Web page and app entries:

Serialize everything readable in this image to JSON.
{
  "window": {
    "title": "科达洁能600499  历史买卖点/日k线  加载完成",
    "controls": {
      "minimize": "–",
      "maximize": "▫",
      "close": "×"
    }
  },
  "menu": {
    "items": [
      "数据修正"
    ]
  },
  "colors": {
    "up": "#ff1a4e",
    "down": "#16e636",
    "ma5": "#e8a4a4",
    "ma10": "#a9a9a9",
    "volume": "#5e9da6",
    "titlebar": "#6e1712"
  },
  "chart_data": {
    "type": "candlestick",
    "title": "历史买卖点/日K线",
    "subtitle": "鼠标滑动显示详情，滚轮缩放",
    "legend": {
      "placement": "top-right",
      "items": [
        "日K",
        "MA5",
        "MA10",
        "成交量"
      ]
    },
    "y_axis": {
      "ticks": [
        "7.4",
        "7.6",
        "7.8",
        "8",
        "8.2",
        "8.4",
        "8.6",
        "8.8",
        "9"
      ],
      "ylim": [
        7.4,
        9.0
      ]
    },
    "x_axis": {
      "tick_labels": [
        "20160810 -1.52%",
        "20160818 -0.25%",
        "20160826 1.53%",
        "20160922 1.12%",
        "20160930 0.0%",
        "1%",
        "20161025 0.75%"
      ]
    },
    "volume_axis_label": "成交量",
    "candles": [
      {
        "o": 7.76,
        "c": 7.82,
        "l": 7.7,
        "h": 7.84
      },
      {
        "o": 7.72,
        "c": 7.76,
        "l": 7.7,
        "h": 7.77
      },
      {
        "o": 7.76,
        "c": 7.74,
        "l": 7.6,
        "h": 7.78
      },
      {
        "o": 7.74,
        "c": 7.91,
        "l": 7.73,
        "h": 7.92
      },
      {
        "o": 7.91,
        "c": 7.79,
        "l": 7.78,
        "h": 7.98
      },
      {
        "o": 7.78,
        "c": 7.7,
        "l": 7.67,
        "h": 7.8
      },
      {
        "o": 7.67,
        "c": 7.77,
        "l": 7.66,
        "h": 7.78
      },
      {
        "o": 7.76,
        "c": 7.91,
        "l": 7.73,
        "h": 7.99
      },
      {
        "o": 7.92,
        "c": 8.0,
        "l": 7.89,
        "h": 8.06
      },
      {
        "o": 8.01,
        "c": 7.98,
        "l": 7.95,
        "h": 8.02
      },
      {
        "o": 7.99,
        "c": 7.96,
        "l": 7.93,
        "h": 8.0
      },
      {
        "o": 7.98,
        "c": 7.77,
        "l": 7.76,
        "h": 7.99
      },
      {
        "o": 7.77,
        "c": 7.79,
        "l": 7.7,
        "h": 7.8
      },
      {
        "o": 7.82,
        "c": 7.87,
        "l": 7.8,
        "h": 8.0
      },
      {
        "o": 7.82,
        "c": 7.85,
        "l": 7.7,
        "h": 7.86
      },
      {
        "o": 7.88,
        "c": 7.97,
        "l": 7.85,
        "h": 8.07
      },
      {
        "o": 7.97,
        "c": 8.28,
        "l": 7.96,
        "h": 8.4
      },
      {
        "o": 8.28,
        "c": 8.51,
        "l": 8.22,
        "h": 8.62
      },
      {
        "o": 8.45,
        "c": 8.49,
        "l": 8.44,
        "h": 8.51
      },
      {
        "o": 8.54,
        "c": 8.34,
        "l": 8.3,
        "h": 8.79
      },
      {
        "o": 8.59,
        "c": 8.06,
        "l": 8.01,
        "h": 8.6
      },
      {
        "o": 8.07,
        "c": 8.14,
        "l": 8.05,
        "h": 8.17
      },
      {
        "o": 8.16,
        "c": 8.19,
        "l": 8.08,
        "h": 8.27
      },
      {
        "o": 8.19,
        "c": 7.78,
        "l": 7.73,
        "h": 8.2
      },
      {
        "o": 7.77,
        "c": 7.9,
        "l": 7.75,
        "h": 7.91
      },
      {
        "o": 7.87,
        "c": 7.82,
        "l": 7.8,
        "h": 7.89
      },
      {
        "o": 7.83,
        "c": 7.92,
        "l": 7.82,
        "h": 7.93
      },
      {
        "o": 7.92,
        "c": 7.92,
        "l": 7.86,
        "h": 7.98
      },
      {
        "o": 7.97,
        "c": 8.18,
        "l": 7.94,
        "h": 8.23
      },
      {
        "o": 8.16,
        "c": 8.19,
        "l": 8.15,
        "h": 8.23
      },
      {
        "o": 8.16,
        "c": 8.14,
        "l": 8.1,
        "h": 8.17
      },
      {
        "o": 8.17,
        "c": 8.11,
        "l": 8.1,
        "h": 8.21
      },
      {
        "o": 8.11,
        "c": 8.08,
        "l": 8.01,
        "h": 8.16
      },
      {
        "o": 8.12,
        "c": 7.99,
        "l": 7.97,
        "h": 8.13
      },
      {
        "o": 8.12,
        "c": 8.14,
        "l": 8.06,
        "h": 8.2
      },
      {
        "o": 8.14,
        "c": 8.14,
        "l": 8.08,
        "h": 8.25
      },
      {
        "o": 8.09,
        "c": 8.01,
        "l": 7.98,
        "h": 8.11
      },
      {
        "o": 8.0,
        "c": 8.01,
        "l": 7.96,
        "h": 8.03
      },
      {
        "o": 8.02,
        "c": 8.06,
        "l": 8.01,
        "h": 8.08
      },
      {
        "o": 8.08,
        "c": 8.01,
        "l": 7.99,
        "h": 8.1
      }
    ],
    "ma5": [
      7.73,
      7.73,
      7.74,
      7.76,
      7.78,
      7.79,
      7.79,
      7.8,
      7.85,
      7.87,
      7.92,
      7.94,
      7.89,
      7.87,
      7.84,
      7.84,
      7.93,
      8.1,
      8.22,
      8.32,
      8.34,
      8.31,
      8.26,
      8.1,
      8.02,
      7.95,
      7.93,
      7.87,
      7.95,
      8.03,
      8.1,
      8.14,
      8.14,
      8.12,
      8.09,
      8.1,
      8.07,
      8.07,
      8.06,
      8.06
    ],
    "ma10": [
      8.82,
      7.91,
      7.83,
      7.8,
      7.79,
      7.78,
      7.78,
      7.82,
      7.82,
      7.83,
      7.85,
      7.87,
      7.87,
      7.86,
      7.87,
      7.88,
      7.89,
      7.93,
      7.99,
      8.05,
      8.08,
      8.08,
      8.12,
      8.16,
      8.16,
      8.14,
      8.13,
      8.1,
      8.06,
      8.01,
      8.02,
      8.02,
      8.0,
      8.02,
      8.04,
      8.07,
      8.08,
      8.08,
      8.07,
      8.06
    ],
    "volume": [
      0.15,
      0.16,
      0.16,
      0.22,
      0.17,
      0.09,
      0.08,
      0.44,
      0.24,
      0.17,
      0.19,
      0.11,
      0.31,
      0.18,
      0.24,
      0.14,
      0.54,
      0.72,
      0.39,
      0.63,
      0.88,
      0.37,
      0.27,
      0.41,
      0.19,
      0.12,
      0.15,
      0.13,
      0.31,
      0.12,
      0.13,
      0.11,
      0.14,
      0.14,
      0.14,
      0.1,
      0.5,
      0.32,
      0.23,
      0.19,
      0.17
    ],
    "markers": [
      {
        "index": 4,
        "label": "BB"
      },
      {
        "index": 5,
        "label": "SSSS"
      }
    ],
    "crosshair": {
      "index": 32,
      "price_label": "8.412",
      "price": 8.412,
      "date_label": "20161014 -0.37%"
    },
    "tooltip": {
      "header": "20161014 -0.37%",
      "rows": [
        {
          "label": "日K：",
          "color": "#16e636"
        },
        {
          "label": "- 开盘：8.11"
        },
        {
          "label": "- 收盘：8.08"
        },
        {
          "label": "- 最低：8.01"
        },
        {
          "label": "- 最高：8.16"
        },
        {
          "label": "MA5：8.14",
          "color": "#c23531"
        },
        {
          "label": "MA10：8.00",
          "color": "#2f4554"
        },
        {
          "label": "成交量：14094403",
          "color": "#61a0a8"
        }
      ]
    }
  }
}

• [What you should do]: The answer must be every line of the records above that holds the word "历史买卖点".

• [Reply to the exercise]:
    "title": "科达洁能600499  历史买卖点/日k线  加载完成",
    "title": "历史买卖点/日K线",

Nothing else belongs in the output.